Brief: Drop the pictures from the entries below, then reproduce the rest exactly.

<<<<

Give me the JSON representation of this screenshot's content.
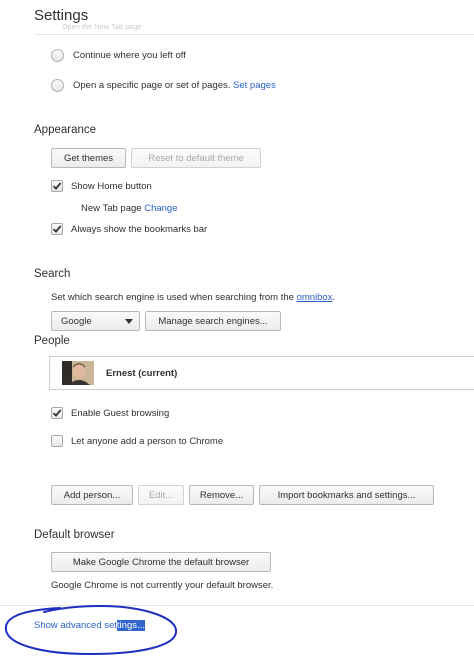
{
  "page_title": "Settings",
  "ghost_text": "Open the New Tab page",
  "startup": {
    "options": [
      {
        "label": "Continue where you left off"
      },
      {
        "label": "Open a specific page or set of pages.",
        "link": "Set pages"
      }
    ]
  },
  "appearance": {
    "title": "Appearance",
    "get_themes": "Get themes",
    "reset_theme": "Reset to default theme",
    "show_home": "Show Home button",
    "new_tab_label": "New Tab page",
    "change_link": "Change",
    "show_bookmarks": "Always show the bookmarks bar"
  },
  "search": {
    "title": "Search",
    "description": "Set which search engine is used when searching from the",
    "omnibox_link": "omnibox",
    "description_end": ".",
    "engine": "Google",
    "manage": "Manage search engines..."
  },
  "people": {
    "title": "People",
    "profile_name": "Ernest (current)",
    "guest": "Enable Guest browsing",
    "anyone": "Let anyone add a person to Chrome",
    "add": "Add person...",
    "edit": "Edit...",
    "remove": "Remove...",
    "import": "Import bookmarks and settings..."
  },
  "default_browser": {
    "title": "Default browser",
    "make_default": "Make Google Chrome the default browser",
    "status": "Google Chrome is not currently your default browser."
  },
  "advanced": {
    "link_start": "Show advanced set",
    "link_selected": "tings..."
  },
  "colors": {
    "link": "#2a62c6",
    "annotation_circle": "#1f2fbf",
    "selection": "#3366cc"
  }
}
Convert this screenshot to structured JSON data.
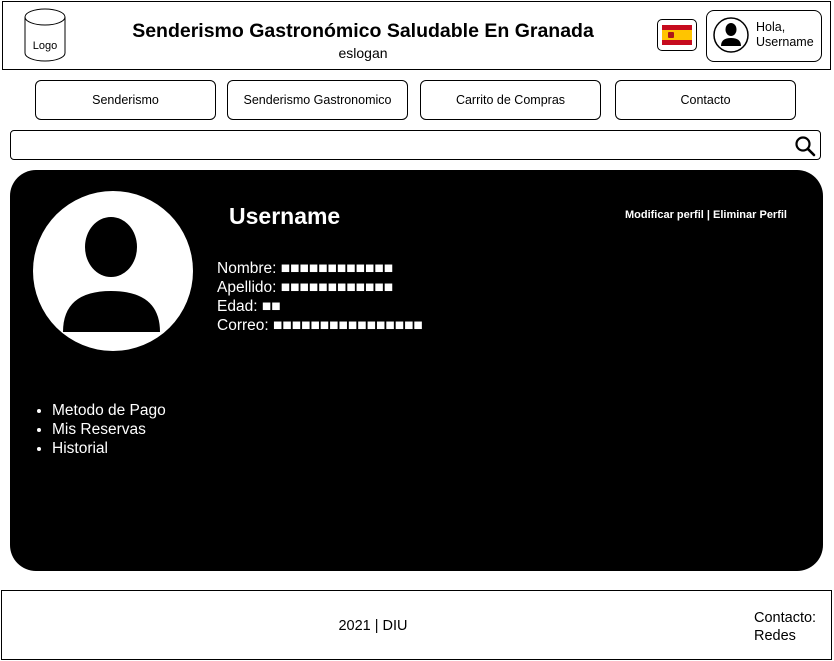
{
  "header": {
    "logo_label": "Logo",
    "title": "Senderismo Gastronómico Saludable En Granada",
    "slogan": "eslogan",
    "flag_icon": "spain-flag-icon",
    "user_greeting_line1": "Hola,",
    "user_greeting_line2": "Username"
  },
  "nav": {
    "items": [
      {
        "label": "Senderismo"
      },
      {
        "label": "Senderismo Gastronomico"
      },
      {
        "label": "Carrito de Compras"
      },
      {
        "label": "Contacto"
      }
    ]
  },
  "search": {
    "value": "",
    "placeholder": "",
    "icon": "search-icon"
  },
  "profile": {
    "username": "Username",
    "edit_label": "Modificar perfil",
    "separator": " | ",
    "delete_label": "Eliminar Perfil",
    "fields": [
      {
        "label": "Nombre:",
        "value": "■■■■■■■■■■■■"
      },
      {
        "label": "Apellido:",
        "value": "■■■■■■■■■■■■"
      },
      {
        "label": "Edad:",
        "value": "■■"
      },
      {
        "label": "Correo:",
        "value": "■■■■■■■■■■■■■■■■"
      }
    ],
    "menu": [
      {
        "label": "Metodo de Pago"
      },
      {
        "label": "Mis Reservas"
      },
      {
        "label": "Historial"
      }
    ]
  },
  "footer": {
    "copyright": "2021 | DIU",
    "contact_line1": "Contacto:",
    "contact_line2": "Redes"
  },
  "colors": {
    "panel_background": "#000000",
    "panel_text": "#ffffff",
    "border": "#000000"
  }
}
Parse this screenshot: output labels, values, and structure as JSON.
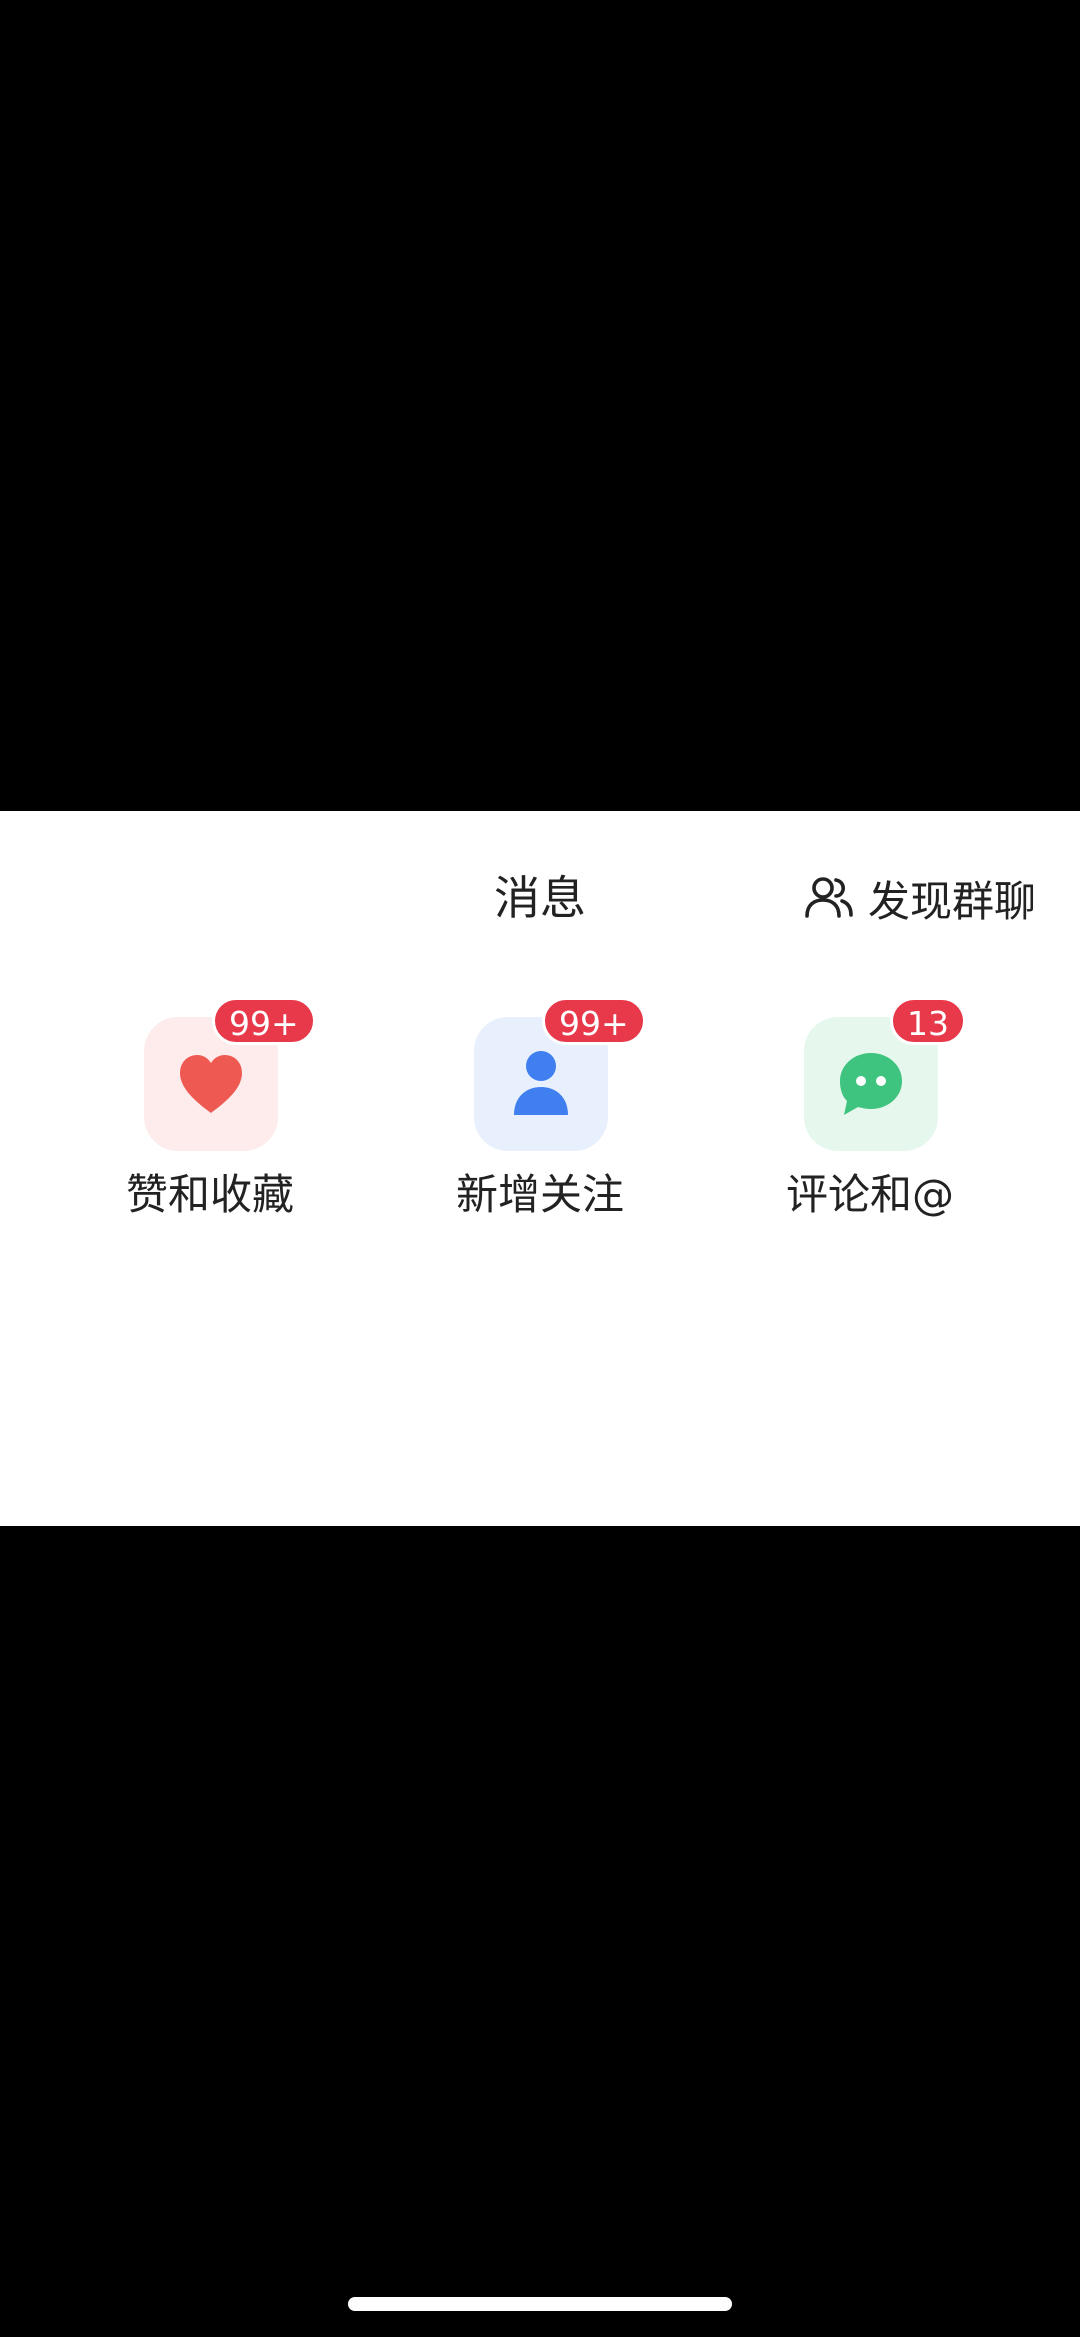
{
  "header": {
    "title": "消息",
    "group_chat_label": "发现群聊"
  },
  "shortcuts": [
    {
      "label": "赞和收藏",
      "badge": "99+",
      "icon": "heart-icon",
      "icon_color": "#ee5a52",
      "bg_color": "#fdeceb"
    },
    {
      "label": "新增关注",
      "badge": "99+",
      "icon": "person-icon",
      "icon_color": "#3f7ff0",
      "bg_color": "#e8effd"
    },
    {
      "label": "评论和@",
      "badge": "13",
      "icon": "chat-bubble-icon",
      "icon_color": "#3ec47f",
      "bg_color": "#e6f7ee"
    }
  ],
  "colors": {
    "badge": "#e8394a",
    "text": "#222222",
    "panel": "#ffffff",
    "backdrop": "#000000"
  }
}
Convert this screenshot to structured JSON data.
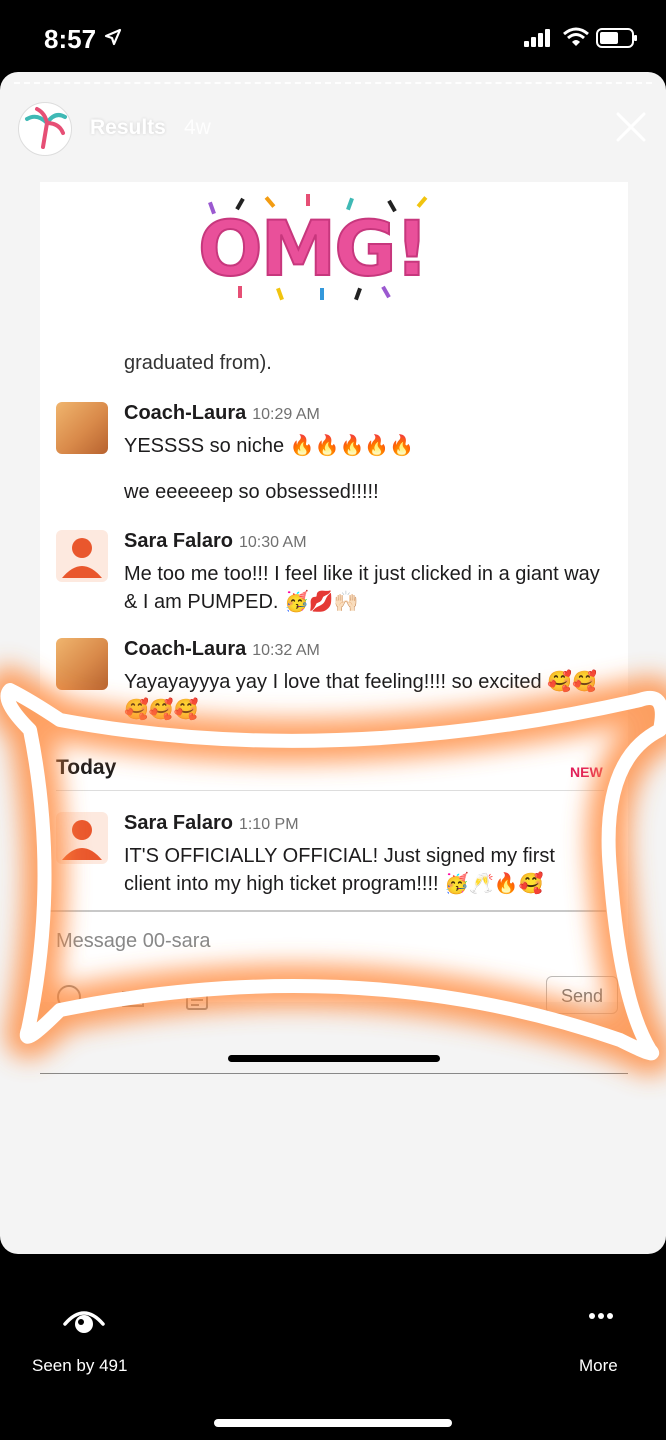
{
  "status": {
    "time": "8:57"
  },
  "story": {
    "title": "Results",
    "age": "4w",
    "seen": "Seen by 491",
    "more": "More"
  },
  "screenshot": {
    "banner": "OMG!",
    "cutoff": "graduated from).",
    "messages": [
      {
        "author": "Coach-Laura",
        "time": "10:29 AM",
        "lines": [
          "YESSSS so niche 🔥🔥🔥🔥🔥",
          "we eeeeeep so obsessed!!!!!"
        ]
      },
      {
        "author": "Sara Falaro",
        "time": "10:30 AM",
        "lines": [
          "Me too me too!!! I feel like it just clicked in a giant way & I am PUMPED. 🥳💋🙌🏻"
        ]
      },
      {
        "author": "Coach-Laura",
        "time": "10:32 AM",
        "lines": [
          "Yayayayyya yay I love that feeling!!!! so excited 🥰🥰🥰🥰🥰"
        ]
      },
      {
        "author": "Sara Falaro",
        "time": "1:10 PM",
        "lines": [
          "IT'S OFFICIALLY OFFICIAL! Just signed my first client into my high ticket program!!!! 🥳🥂🔥🥰"
        ]
      }
    ],
    "day_label": "Today",
    "new_label": "NEW",
    "placeholder": "Message 00-sara",
    "send_label": "Send"
  },
  "colors": {
    "glow": "#ff8a3c",
    "banner": "#e9509a",
    "new": "#e01e5a"
  }
}
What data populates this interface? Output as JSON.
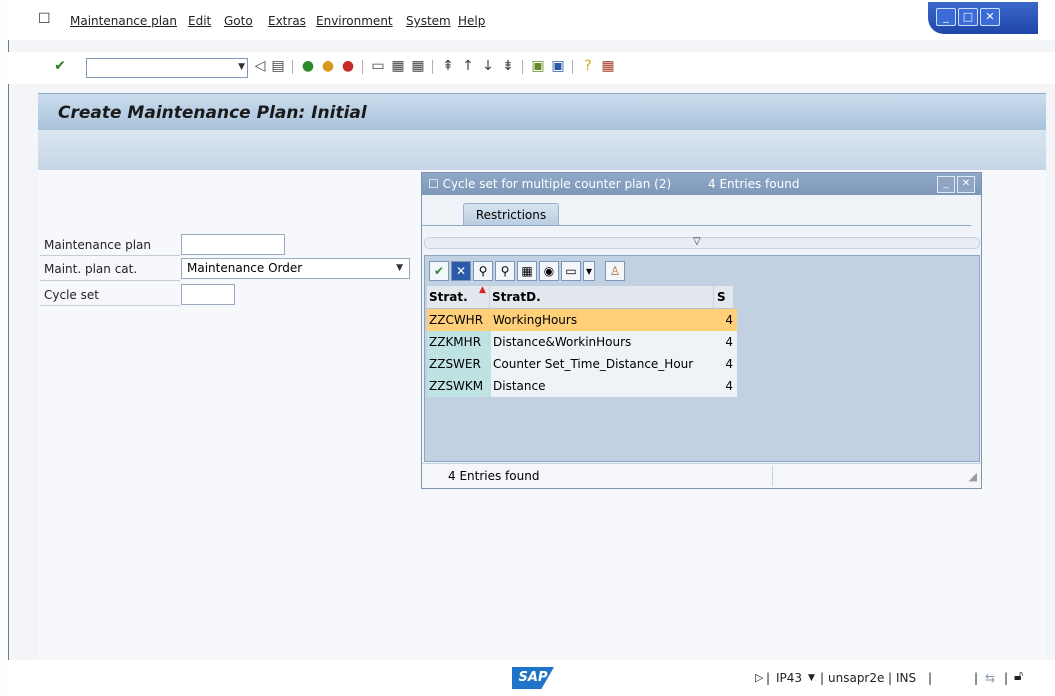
{
  "menubar": {
    "items": [
      "Maintenance plan",
      "Edit",
      "Goto",
      "Extras",
      "Environment",
      "System",
      "Help"
    ]
  },
  "toolbar": {
    "command_value": ""
  },
  "window": {
    "title": "Create Maintenance Plan: Initial"
  },
  "form": {
    "maintenance_plan_label": "Maintenance plan",
    "maintenance_plan_value": "",
    "plan_cat_label": "Maint. plan cat.",
    "plan_cat_value": "Maintenance Order",
    "cycle_set_label": "Cycle set",
    "cycle_set_value": ""
  },
  "dialog": {
    "title": "Cycle set for multiple counter plan (2)",
    "count": "4 Entries found",
    "tab_label": "Restrictions",
    "columns": [
      "Strat.",
      "StratD.",
      "S"
    ],
    "rows": [
      {
        "strat": "ZZCWHR",
        "desc": "WorkingHours",
        "s": "4"
      },
      {
        "strat": "ZZKMHR",
        "desc": "Distance&WorkinHours",
        "s": "4"
      },
      {
        "strat": "ZZSWER",
        "desc": "Counter Set_Time_Distance_Hour",
        "s": "4"
      },
      {
        "strat": "ZZSWKM",
        "desc": "Distance",
        "s": "4"
      }
    ],
    "status_text": "4 Entries found"
  },
  "statusbar": {
    "sap_logo": "SAP",
    "transaction": "IP43",
    "server": "unsapr2e",
    "mode": "INS"
  },
  "colors": {
    "title_gradient": "#a9c3dc",
    "selected_row": "#ffcf7a",
    "key_cell": "#bfe3e3"
  }
}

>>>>

Answer section:
Give me the JSON representation of this screenshot's content.
{
  "page_title": "Settings",
  "ghost_text": "Open the New Tab page",
  "startup": {
    "options": [
      {
        "label": "Continue where you left off"
      },
      {
        "label": "Open a specific page or set of pages.",
        "link": "Set pages"
      }
    ]
  },
  "appearance": {
    "title": "Appearance",
    "get_themes": "Get themes",
    "reset_theme": "Reset to default theme",
    "show_home": "Show Home button",
    "new_tab_label": "New Tab page",
    "change_link": "Change",
    "show_bookmarks": "Always show the bookmarks bar"
  },
  "search": {
    "title": "Search",
    "description": "Set which search engine is used when searching from the",
    "omnibox_link": "omnibox",
    "description_end": ".",
    "engine": "Google",
    "manage": "Manage search engines..."
  },
  "people": {
    "title": "People",
    "profile_name": "Ernest (current)",
    "guest": "Enable Guest browsing",
    "anyone": "Let anyone add a person to Chrome",
    "add": "Add person...",
    "edit": "Edit...",
    "remove": "Remove...",
    "import": "Import bookmarks and settings..."
  },
  "default_browser": {
    "title": "Default browser",
    "make_default": "Make Google Chrome the default browser",
    "status": "Google Chrome is not currently your default browser."
  },
  "advanced": {
    "link_start": "Show advanced set",
    "link_selected": "tings..."
  },
  "colors": {
    "link": "#2a62c6",
    "annotation_circle": "#1f2fbf",
    "selection": "#3366cc"
  }
}
Convert this screenshot to structured JSON data.
{
  "header": {
    "logo_label": "Logo",
    "title": "Senderismo Gastronómico Saludable En Granada",
    "slogan": "eslogan",
    "flag_icon": "spain-flag-icon",
    "user_greeting_line1": "Hola,",
    "user_greeting_line2": "Username"
  },
  "nav": {
    "items": [
      {
        "label": "Senderismo"
      },
      {
        "label": "Senderismo Gastronomico"
      },
      {
        "label": "Carrito de Compras"
      },
      {
        "label": "Contacto"
      }
    ]
  },
  "search": {
    "value": "",
    "placeholder": "",
    "icon": "search-icon"
  },
  "profile": {
    "username": "Username",
    "edit_label": "Modificar perfil",
    "separator": " | ",
    "delete_label": "Eliminar Perfil",
    "fields": [
      {
        "label": "Nombre:",
        "value": "■■■■■■■■■■■■"
      },
      {
        "label": "Apellido:",
        "value": "■■■■■■■■■■■■"
      },
      {
        "label": "Edad:",
        "value": "■■"
      },
      {
        "label": "Correo:",
        "value": "■■■■■■■■■■■■■■■■"
      }
    ],
    "menu": [
      {
        "label": "Metodo de Pago"
      },
      {
        "label": "Mis Reservas"
      },
      {
        "label": "Historial"
      }
    ]
  },
  "footer": {
    "copyright": "2021 | DIU",
    "contact_line1": "Contacto:",
    "contact_line2": "Redes"
  },
  "colors": {
    "panel_background": "#000000",
    "panel_text": "#ffffff",
    "border": "#000000"
  }
}
Parse this screenshot: output labels, values, and structure as JSON.
{
  "header": {
    "title": "消息",
    "group_chat_label": "发现群聊"
  },
  "shortcuts": [
    {
      "label": "赞和收藏",
      "badge": "99+",
      "icon": "heart-icon",
      "icon_color": "#ee5a52",
      "bg_color": "#fdeceb"
    },
    {
      "label": "新增关注",
      "badge": "99+",
      "icon": "person-icon",
      "icon_color": "#3f7ff0",
      "bg_color": "#e8effd"
    },
    {
      "label": "评论和@",
      "badge": "13",
      "icon": "chat-bubble-icon",
      "icon_color": "#3ec47f",
      "bg_color": "#e6f7ee"
    }
  ],
  "colors": {
    "badge": "#e8394a",
    "text": "#222222",
    "panel": "#ffffff",
    "backdrop": "#000000"
  }
}
Convert this screenshot to structured JSON data.
{
  "status": {
    "time": "8:57"
  },
  "story": {
    "title": "Results",
    "age": "4w",
    "seen": "Seen by 491",
    "more": "More"
  },
  "screenshot": {
    "banner": "OMG!",
    "cutoff": "graduated from).",
    "messages": [
      {
        "author": "Coach-Laura",
        "time": "10:29 AM",
        "lines": [
          "YESSSS so niche 🔥🔥🔥🔥🔥",
          "we eeeeeep so obsessed!!!!!"
        ]
      },
      {
        "author": "Sara Falaro",
        "time": "10:30 AM",
        "lines": [
          "Me too me too!!! I feel like it just clicked in a giant way & I am PUMPED. 🥳💋🙌🏻"
        ]
      },
      {
        "author": "Coach-Laura",
        "time": "10:32 AM",
        "lines": [
          "Yayayayyya yay I love that feeling!!!! so excited 🥰🥰🥰🥰🥰"
        ]
      },
      {
        "author": "Sara Falaro",
        "time": "1:10 PM",
        "lines": [
          "IT'S OFFICIALLY OFFICIAL! Just signed my first client into my high ticket program!!!! 🥳🥂🔥🥰"
        ]
      }
    ],
    "day_label": "Today",
    "new_label": "NEW",
    "placeholder": "Message 00-sara",
    "send_label": "Send"
  },
  "colors": {
    "glow": "#ff8a3c",
    "banner": "#e9509a",
    "new": "#e01e5a"
  }
}
What data populates this interface? Output as JSON.
{
  "menubar": {
    "items": [
      "Maintenance plan",
      "Edit",
      "Goto",
      "Extras",
      "Environment",
      "System",
      "Help"
    ]
  },
  "toolbar": {
    "command_value": ""
  },
  "window": {
    "title": "Create Maintenance Plan: Initial"
  },
  "form": {
    "maintenance_plan_label": "Maintenance plan",
    "maintenance_plan_value": "",
    "plan_cat_label": "Maint. plan cat.",
    "plan_cat_value": "Maintenance Order",
    "cycle_set_label": "Cycle set",
    "cycle_set_value": ""
  },
  "dialog": {
    "title": "Cycle set for multiple counter plan (2)",
    "count": "4 Entries found",
    "tab_label": "Restrictions",
    "columns": [
      "Strat.",
      "StratD.",
      "S"
    ],
    "rows": [
      {
        "strat": "ZZCWHR",
        "desc": "WorkingHours",
        "s": "4"
      },
      {
        "strat": "ZZKMHR",
        "desc": "Distance&WorkinHours",
        "s": "4"
      },
      {
        "strat": "ZZSWER",
        "desc": "Counter Set_Time_Distance_Hour",
        "s": "4"
      },
      {
        "strat": "ZZSWKM",
        "desc": "Distance",
        "s": "4"
      }
    ],
    "status_text": "4 Entries found"
  },
  "statusbar": {
    "sap_logo": "SAP",
    "transaction": "IP43",
    "server": "unsapr2e",
    "mode": "INS"
  },
  "colors": {
    "title_gradient": "#a9c3dc",
    "selected_row": "#ffcf7a",
    "key_cell": "#bfe3e3"
  }
}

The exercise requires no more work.